Marshall Moore’s short fiction is propelled by a scathing wit and a dark imagination, and he does not shy away from taking readers down roads that are less traveled and rarely even mapped. In the title story, a con man cons a beguiling con artist… or does he? In “Grape Night,” a new arrival in Hong Kong enjoys the pleasures and terrors of a wine-tasting party with visiting gods from the Greek pantheon. In “Underground,” the minotaurs who secretly control urban life welcome a new member of their bloodthirsty elite. And in “Cambodia,” a country’s genocidal past and its cosmopolitan present collide atop a ruined temple. In A Garden Fed by Lightning, as in his two previous short-story collections, Moore spans multiple genres of fiction and subverts them all.


Publication date: Nov. 8, 2016

Print edition: 5″ x 8″ perfect bound trade paperback

Page count: 220

ISBN: 978-988-12198-3-1

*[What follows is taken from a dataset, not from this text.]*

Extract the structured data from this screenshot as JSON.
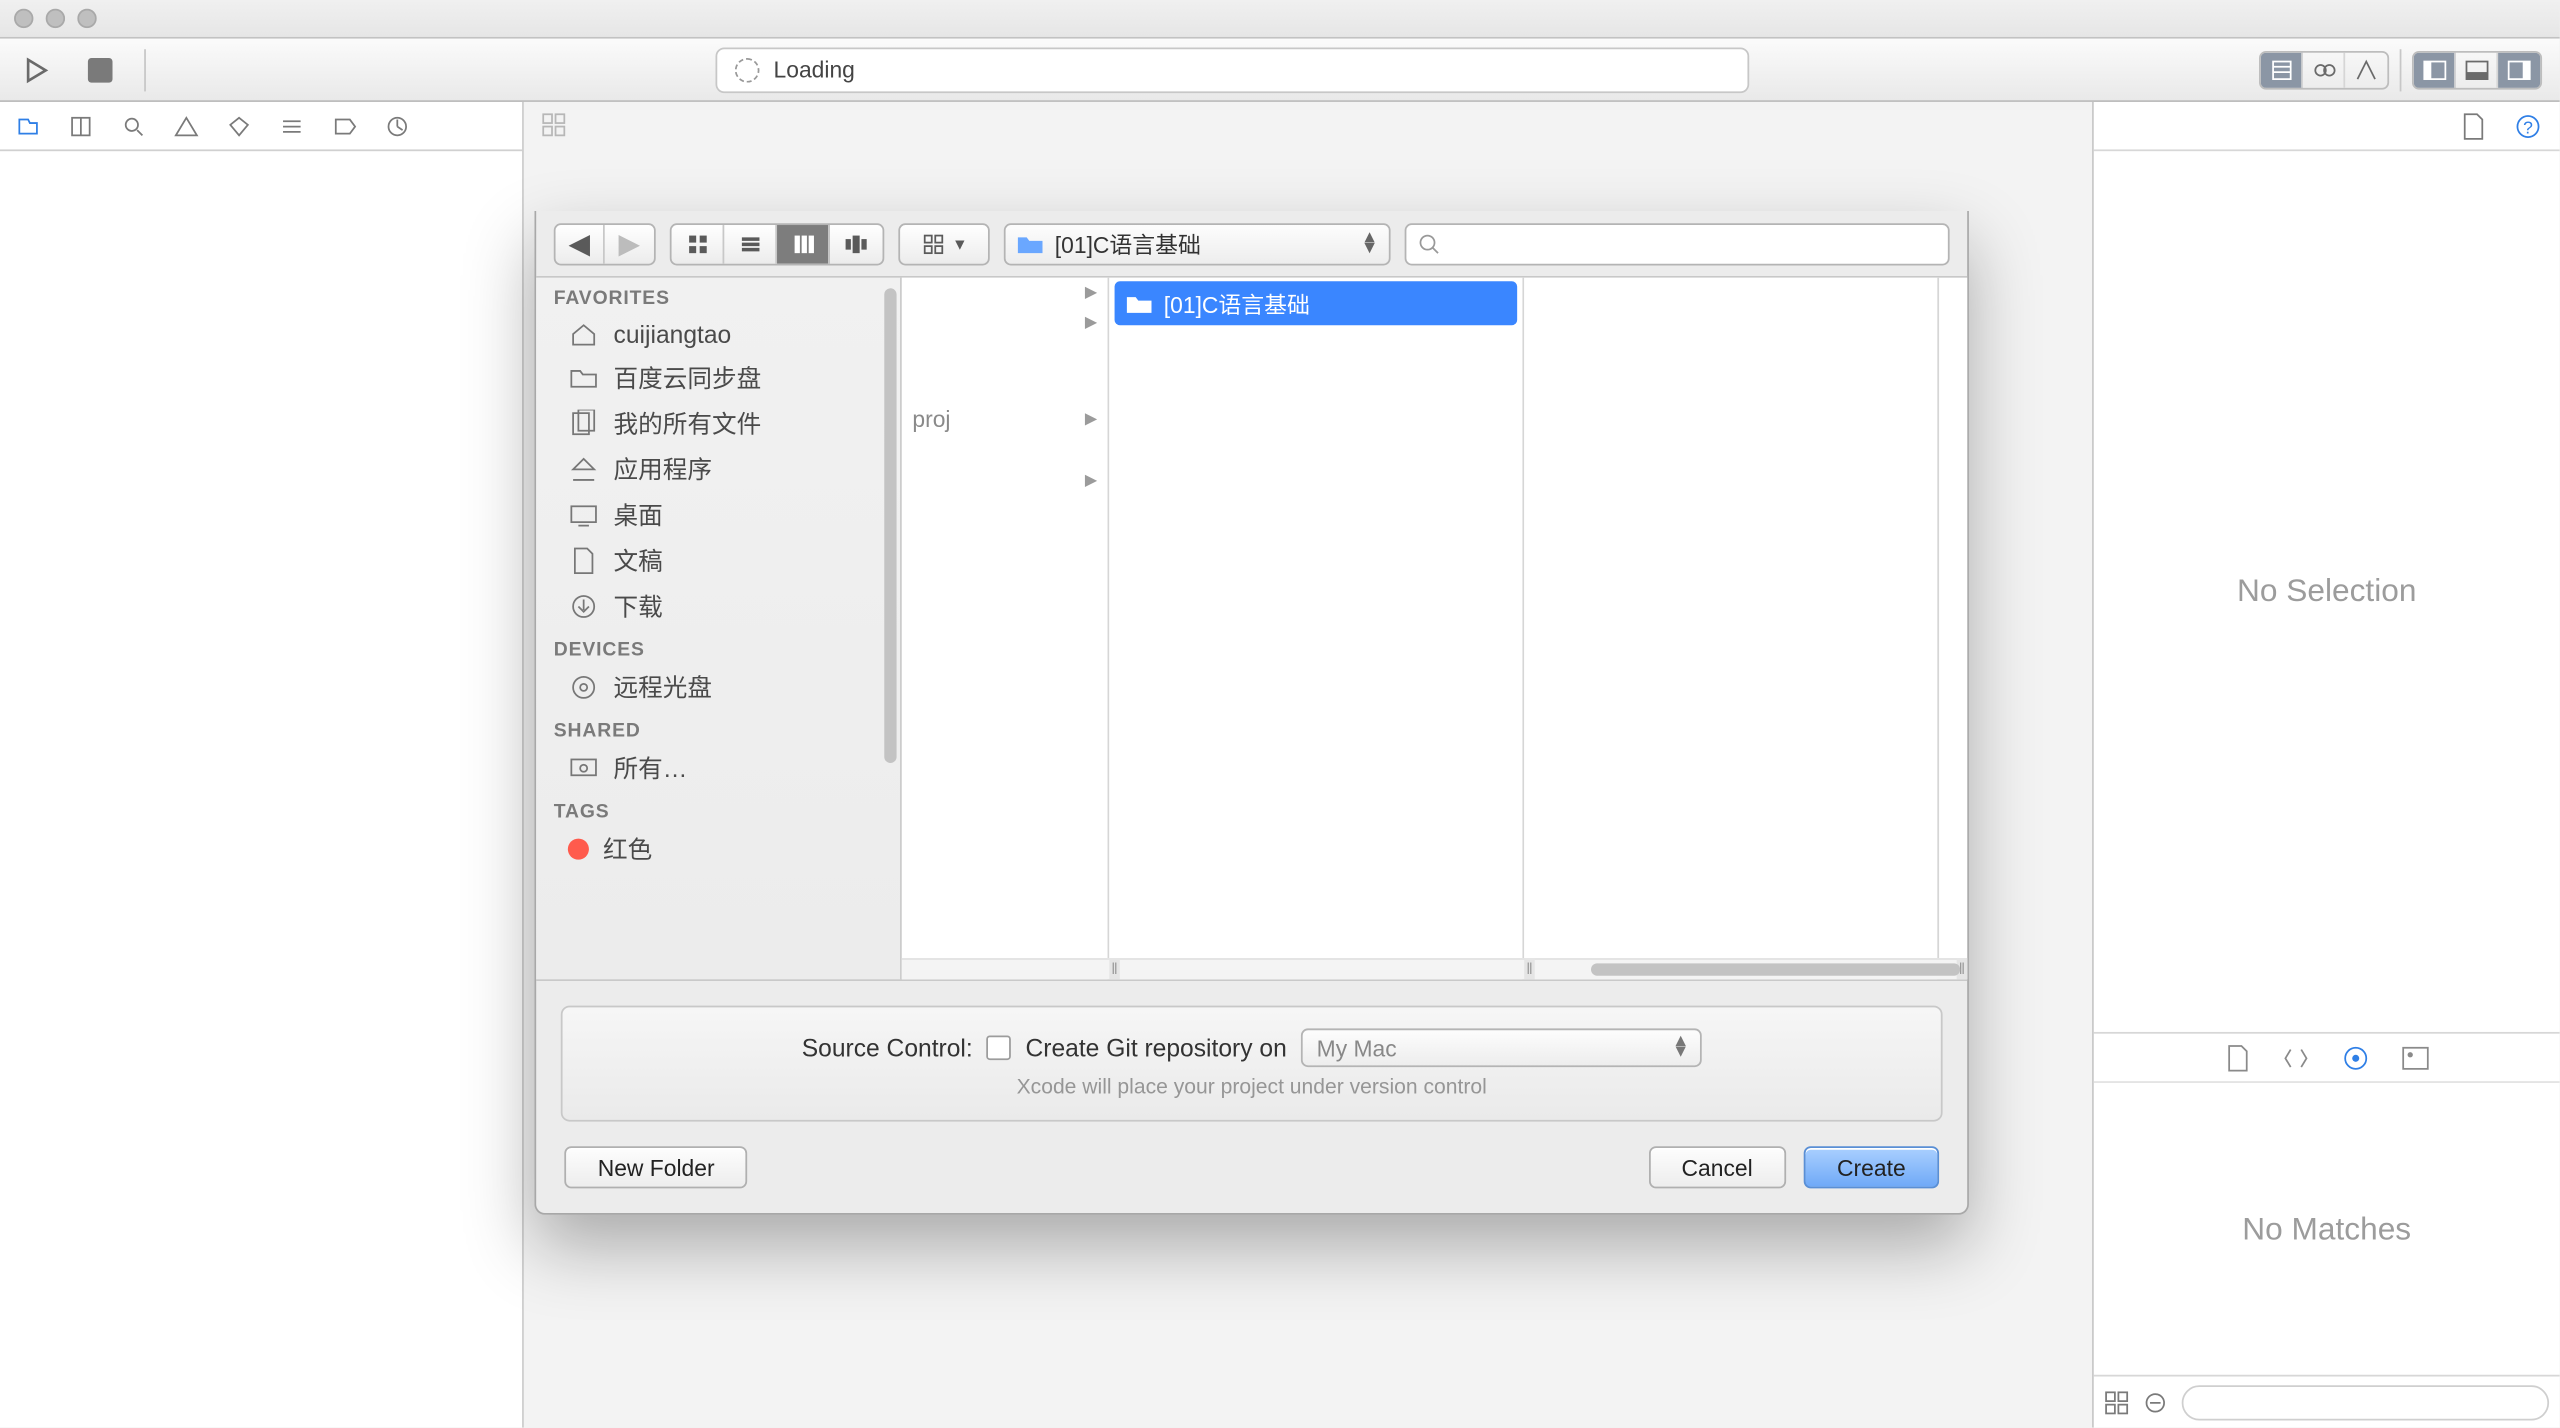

Price (paper): US$18.95

E-book formats: ePub, Kindle, PDF

Word count: 50,000

eISBN: 978-988-12198-7-9

Price (e-book): US$7.99







  • “Though these tales may be visiting Hong Kong, an upstairs apartment, or the streets where youth went awry, with Moore at the helm places often lie in wait, ready to twist just so. The collection is filled with these moments, those darker than expected followed by tales that aim light at something—or someone—who might have been better left in the dark. Individually, any Marshall Moore story is a skin shiver waiting to happen. As a whole? A Garden Fed by Lightning is a collection worthy of exploring. — ‘Nathan Burgoine, author of Light and Triad Blood
  • Marshall Moore once again raises the barcode on technological angst with his latest collection of short stories. Moore’s unique realities drip of fantasy and shadow, yet still retain a chilling familiarity. From the resurrected fashionistas of “After Balenciaga” and the snorting minotaurs of “Underground” to the medical metaphor of “The Platinum Scalpel Society,” he tumbles you down rabbit hole after rabbit hole, delivering surrealistic delights that mask sharp points. And no one does paranoia, wine, and entropic dread better than Moore.” — Jerry Wheeler, multiple Lambda Literary Award nominee, erotica editor, and bon vivant
  • “Marshall Moore writes with a sublime confidence that comes from knowing how to whittle down to a very sharp nub what the reader needs to know and feel in any given story. This is writing that pierces, that drills deep down into its subject matter, and deftly pulls out what lies beneath. Moore’s fiction is the triple-distilled whiskey of writing.” — Brett Savory, author of A Perfect Machine and In and Do
  • Tongzhi Literary Group